WHAT YOU WILL DO: Restate, word for word, every line of the data.

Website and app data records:

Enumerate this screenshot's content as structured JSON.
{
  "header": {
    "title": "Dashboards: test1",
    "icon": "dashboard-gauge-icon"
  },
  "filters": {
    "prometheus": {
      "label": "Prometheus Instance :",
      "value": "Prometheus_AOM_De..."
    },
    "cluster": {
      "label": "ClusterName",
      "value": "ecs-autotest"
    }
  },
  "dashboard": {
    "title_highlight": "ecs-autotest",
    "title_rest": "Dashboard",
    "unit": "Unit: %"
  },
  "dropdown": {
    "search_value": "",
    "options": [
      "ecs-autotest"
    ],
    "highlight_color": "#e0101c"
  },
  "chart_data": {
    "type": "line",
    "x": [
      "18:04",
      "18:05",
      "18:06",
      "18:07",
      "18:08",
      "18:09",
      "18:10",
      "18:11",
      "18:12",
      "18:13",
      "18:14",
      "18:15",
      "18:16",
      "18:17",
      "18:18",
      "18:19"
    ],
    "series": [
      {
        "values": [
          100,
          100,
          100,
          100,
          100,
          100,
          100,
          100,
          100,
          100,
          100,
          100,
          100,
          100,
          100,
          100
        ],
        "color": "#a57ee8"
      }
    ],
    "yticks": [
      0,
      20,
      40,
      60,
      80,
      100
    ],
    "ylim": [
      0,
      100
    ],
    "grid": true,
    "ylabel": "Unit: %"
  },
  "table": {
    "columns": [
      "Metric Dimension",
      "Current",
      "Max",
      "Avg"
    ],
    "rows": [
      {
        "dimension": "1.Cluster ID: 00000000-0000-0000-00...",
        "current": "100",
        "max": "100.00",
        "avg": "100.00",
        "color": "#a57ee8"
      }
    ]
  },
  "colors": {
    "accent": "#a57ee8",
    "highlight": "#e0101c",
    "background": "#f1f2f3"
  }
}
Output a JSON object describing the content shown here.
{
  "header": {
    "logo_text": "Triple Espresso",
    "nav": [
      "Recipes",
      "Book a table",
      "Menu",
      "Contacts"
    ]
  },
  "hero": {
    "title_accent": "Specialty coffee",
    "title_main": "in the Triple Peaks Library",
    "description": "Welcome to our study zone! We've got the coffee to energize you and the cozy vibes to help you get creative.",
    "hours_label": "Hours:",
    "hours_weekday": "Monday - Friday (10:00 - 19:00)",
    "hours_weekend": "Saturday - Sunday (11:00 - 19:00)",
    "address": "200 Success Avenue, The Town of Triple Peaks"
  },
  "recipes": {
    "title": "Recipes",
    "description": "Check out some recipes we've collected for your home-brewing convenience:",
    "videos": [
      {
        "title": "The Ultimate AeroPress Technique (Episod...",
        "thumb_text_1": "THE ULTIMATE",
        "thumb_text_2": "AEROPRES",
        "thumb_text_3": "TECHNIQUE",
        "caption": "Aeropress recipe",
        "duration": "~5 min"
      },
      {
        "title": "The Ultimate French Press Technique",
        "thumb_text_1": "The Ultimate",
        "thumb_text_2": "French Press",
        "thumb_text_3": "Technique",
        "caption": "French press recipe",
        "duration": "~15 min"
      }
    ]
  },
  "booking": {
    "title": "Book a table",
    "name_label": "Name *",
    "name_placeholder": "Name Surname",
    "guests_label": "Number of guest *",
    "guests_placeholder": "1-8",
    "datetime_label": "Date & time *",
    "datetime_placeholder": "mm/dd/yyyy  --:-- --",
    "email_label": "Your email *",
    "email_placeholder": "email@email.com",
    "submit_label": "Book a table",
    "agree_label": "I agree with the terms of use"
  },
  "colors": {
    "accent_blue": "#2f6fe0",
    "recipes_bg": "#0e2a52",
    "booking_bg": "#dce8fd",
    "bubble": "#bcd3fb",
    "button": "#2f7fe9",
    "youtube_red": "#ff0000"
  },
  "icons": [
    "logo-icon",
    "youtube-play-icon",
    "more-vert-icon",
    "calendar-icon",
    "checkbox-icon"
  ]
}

WRITTEN ANSWER:
Enumerate this screenshot's content as structured JSON.
{
  "header": {
    "title": "Dashboards: test1",
    "icon": "dashboard-gauge-icon"
  },
  "filters": {
    "prometheus": {
      "label": "Prometheus Instance :",
      "value": "Prometheus_AOM_De..."
    },
    "cluster": {
      "label": "ClusterName",
      "value": "ecs-autotest"
    }
  },
  "dashboard": {
    "title_highlight": "ecs-autotest",
    "title_rest": "Dashboard",
    "unit": "Unit: %"
  },
  "dropdown": {
    "search_value": "",
    "options": [
      "ecs-autotest"
    ],
    "highlight_color": "#e0101c"
  },
  "chart_data": {
    "type": "line",
    "x": [
      "18:04",
      "18:05",
      "18:06",
      "18:07",
      "18:08",
      "18:09",
      "18:10",
      "18:11",
      "18:12",
      "18:13",
      "18:14",
      "18:15",
      "18:16",
      "18:17",
      "18:18",
      "18:19"
    ],
    "series": [
      {
        "values": [
          100,
          100,
          100,
          100,
          100,
          100,
          100,
          100,
          100,
          100,
          100,
          100,
          100,
          100,
          100,
          100
        ],
        "color": "#a57ee8"
      }
    ],
    "yticks": [
      0,
      20,
      40,
      60,
      80,
      100
    ],
    "ylim": [
      0,
      100
    ],
    "grid": true,
    "ylabel": "Unit: %"
  },
  "table": {
    "columns": [
      "Metric Dimension",
      "Current",
      "Max",
      "Avg"
    ],
    "rows": [
      {
        "dimension": "1.Cluster ID: 00000000-0000-0000-00...",
        "current": "100",
        "max": "100.00",
        "avg": "100.00",
        "color": "#a57ee8"
      }
    ]
  },
  "colors": {
    "accent": "#a57ee8",
    "highlight": "#e0101c",
    "background": "#f1f2f3"
  }
}
Output a JSON object describing the content shown here.
{
  "header": {
    "logo_text": "Triple Espresso",
    "nav": [
      "Recipes",
      "Book a table",
      "Menu",
      "Contacts"
    ]
  },
  "hero": {
    "title_accent": "Specialty coffee",
    "title_main": "in the Triple Peaks Library",
    "description": "Welcome to our study zone! We've got the coffee to energize you and the cozy vibes to help you get creative.",
    "hours_label": "Hours:",
    "hours_weekday": "Monday - Friday (10:00 - 19:00)",
    "hours_weekend": "Saturday - Sunday (11:00 - 19:00)",
    "address": "200 Success Avenue, The Town of Triple Peaks"
  },
  "recipes": {
    "title": "Recipes",
    "description": "Check out some recipes we've collected for your home-brewing convenience:",
    "videos": [
      {
        "title": "The Ultimate AeroPress Technique (Episod...",
        "thumb_text_1": "THE ULTIMATE",
        "thumb_text_2": "AEROPRES",
        "thumb_text_3": "TECHNIQUE",
        "caption": "Aeropress recipe",
        "duration": "~5 min"
      },
      {
        "title": "The Ultimate French Press Technique",
        "thumb_text_1": "The Ultimate",
        "thumb_text_2": "French Press",
        "thumb_text_3": "Technique",
        "caption": "French press recipe",
        "duration": "~15 min"
      }
    ]
  },
  "booking": {
    "title": "Book a table",
    "name_label": "Name *",
    "name_placeholder": "Name Surname",
    "guests_label": "Number of guest *",
    "guests_placeholder": "1-8",
    "datetime_label": "Date & time *",
    "datetime_placeholder": "mm/dd/yyyy  --:-- --",
    "email_label": "Your email *",
    "email_placeholder": "email@email.com",
    "submit_label": "Book a table",
    "agree_label": "I agree with the terms of use"
  },
  "colors": {
    "accent_blue": "#2f6fe0",
    "recipes_bg": "#0e2a52",
    "booking_bg": "#dce8fd",
    "bubble": "#bcd3fb",
    "button": "#2f7fe9",
    "youtube_red": "#ff0000"
  },
  "icons": [
    "logo-icon",
    "youtube-play-icon",
    "more-vert-icon",
    "calendar-icon",
    "checkbox-icon"
  ]
}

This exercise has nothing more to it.